The literature on skill formation and human capital development clearly demonstrates that early investment in children is an equitable and efficient policy with large returns in adulthood. Yet little is known about the mechanisms involved in producing these long-term effects. This paper presents early evidence on the nature of skill formation based on an experimentally designed, five-year home visiting program in Ireland targeting disadvantaged families - Preparing for Life (PFL). We examine the impact of investment between utero to 18 months of age on a range of parental and child outcomes. Using the methodology of Heckman et al. (2010a), permutation testing methods and a stepdown procedure are applied to account for the small sample size and the increased likelihood of false discoveries when examining multiple outcomes.

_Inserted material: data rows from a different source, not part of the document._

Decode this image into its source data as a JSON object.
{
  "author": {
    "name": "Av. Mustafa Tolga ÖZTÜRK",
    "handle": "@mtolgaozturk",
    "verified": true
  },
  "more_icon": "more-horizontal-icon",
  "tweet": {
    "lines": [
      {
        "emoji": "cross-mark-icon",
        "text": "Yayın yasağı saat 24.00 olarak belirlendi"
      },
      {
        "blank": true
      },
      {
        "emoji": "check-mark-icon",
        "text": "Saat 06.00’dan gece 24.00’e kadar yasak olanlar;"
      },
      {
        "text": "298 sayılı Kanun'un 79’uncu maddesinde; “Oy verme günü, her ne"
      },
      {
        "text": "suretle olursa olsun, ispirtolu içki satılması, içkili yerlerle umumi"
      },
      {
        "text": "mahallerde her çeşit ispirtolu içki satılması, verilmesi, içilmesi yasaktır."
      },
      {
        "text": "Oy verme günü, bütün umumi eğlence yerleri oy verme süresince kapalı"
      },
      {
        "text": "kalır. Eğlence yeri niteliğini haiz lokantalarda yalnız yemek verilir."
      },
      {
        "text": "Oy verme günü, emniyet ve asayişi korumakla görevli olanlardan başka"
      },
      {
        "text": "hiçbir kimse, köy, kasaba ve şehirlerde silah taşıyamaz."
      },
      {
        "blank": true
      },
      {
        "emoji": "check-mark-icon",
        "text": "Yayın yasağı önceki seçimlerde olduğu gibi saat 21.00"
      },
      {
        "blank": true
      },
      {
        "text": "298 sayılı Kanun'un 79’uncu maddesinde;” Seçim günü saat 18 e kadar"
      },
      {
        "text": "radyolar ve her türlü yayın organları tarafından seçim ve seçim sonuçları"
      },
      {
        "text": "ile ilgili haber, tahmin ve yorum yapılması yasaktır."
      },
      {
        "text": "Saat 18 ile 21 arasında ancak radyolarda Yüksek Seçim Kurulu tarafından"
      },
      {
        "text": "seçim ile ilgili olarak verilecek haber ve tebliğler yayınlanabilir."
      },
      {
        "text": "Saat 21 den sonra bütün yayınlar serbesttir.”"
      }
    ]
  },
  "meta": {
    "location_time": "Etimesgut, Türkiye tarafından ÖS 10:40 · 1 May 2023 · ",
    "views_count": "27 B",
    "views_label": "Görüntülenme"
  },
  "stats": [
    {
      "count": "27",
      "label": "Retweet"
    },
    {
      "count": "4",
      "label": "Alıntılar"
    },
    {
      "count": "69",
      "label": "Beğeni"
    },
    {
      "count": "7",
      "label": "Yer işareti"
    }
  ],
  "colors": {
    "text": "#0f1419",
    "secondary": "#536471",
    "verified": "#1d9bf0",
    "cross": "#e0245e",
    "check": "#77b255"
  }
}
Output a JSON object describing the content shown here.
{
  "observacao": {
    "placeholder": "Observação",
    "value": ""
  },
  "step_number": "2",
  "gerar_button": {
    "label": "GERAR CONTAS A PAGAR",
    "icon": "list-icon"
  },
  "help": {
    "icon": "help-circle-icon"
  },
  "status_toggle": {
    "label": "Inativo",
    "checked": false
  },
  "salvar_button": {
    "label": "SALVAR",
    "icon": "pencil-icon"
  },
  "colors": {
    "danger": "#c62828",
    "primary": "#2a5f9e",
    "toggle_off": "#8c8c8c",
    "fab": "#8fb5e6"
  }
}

The results show that the program impact is concentrated on parental behaviors and the home environment, with little impact on child development at this early stage. This indicates that home visiting programs can be effective at offsetting deficits in parenting skills within a relatively short timeframe, yet continued investment may be required to observe direct effects on child development. While correcting for attrition bias leads to some changes in the precision of estimates, overall the results are quite similar.
C12: Hypothesis Testing: General
C93: Field Experiments
J13: Fertility; Family Planning; Child Care; Children; Youth
J24: Human Capital; Skills; Occupational Choice; Labor Productivity